Yesterday, Sens. Max Baucus (D-MT) and Charles Grassley (R-IA) announced a plan to impose a hefty tax on any excessive bonuses being paid to executives of companies that received federal bailout money. But lobbyists for the financial services industry have “moved into hyperdrive” to fight the efforts to recoup the excessive bonuses:
The banks’ main goal is to narrow the breadth of the legislation as much as possible, and they are targeting key players on the House Financial Services Committee and Senate Banking, Housing and Urban Affairs Committee.
“All of the TARP recipients are lobbying heavily on the various proposals that have been put in so that they don’t do damage,” said one outside consultant for several Troubled Assets Relief Program recipients.

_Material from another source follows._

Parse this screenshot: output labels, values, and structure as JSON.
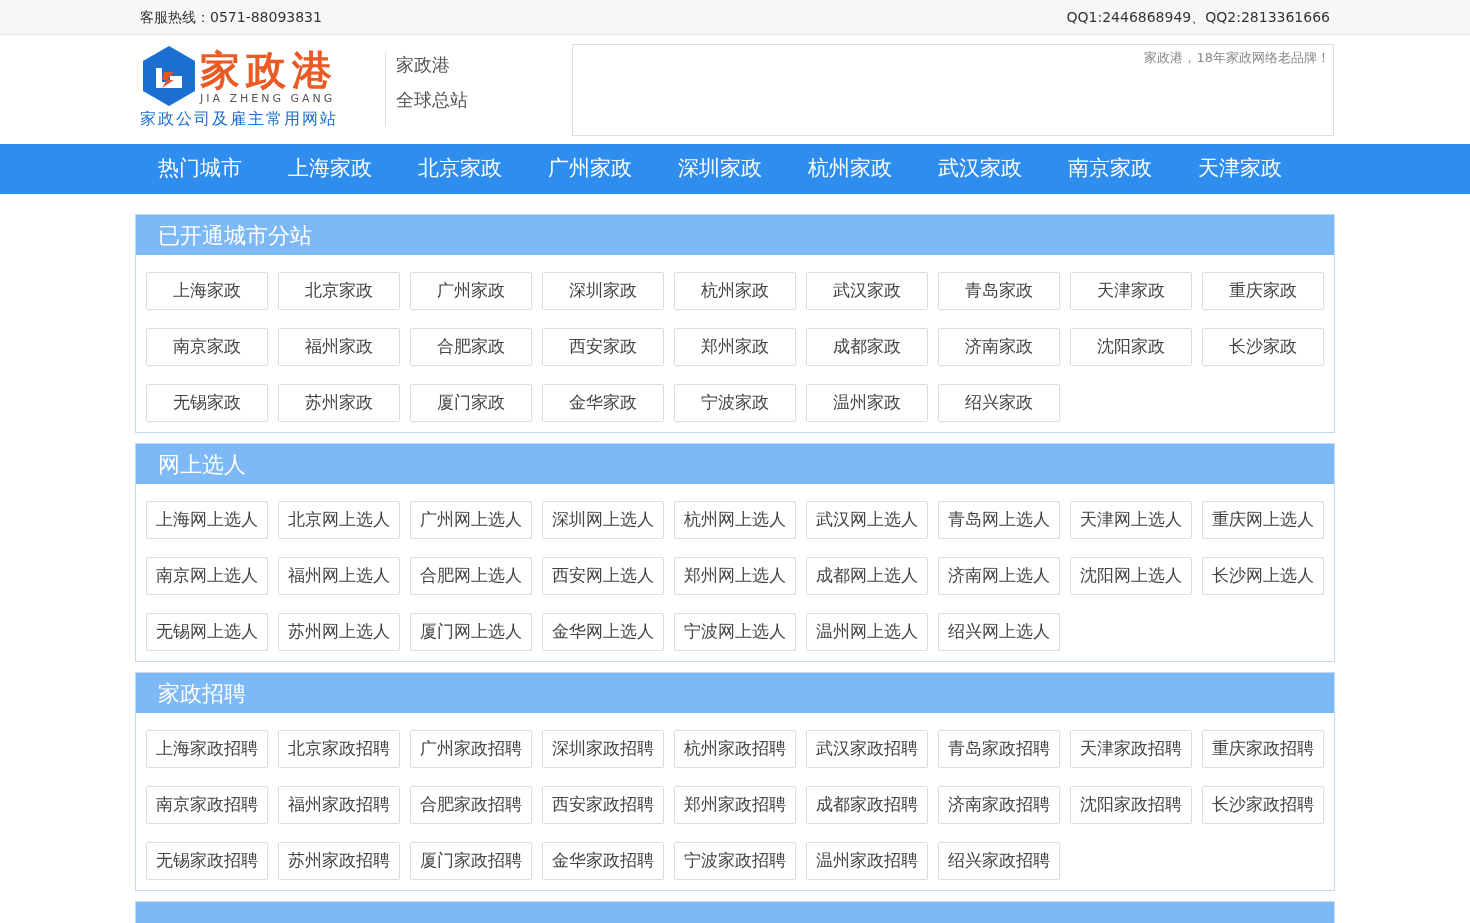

Financial services trade groups have been working the issue as well, including the Financial Services Roundtable, which opposes the broad bonus legislation.

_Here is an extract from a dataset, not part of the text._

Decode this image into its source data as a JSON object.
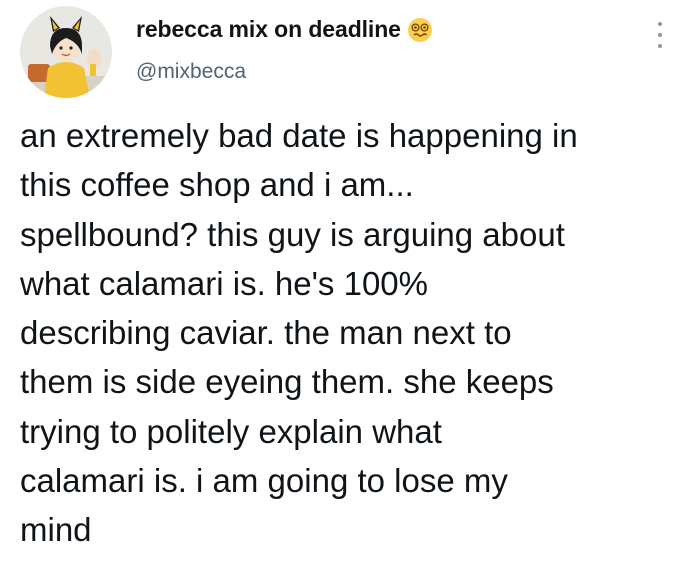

Though the lobbyists “don’t expect to thwart the legislation entirely,” they do hope to soften them. As Roll Call notes, lobbyists working for bailed-out banks “have a vested interest in seeing the legislation stopped” because most of them “earned well over the $50,000 bonus threshold in the Senate legislation.” Yesterday, a Gallup poll found that 76 percent of Americans want the government to take action to block or recover the bonuses being paid by AIG.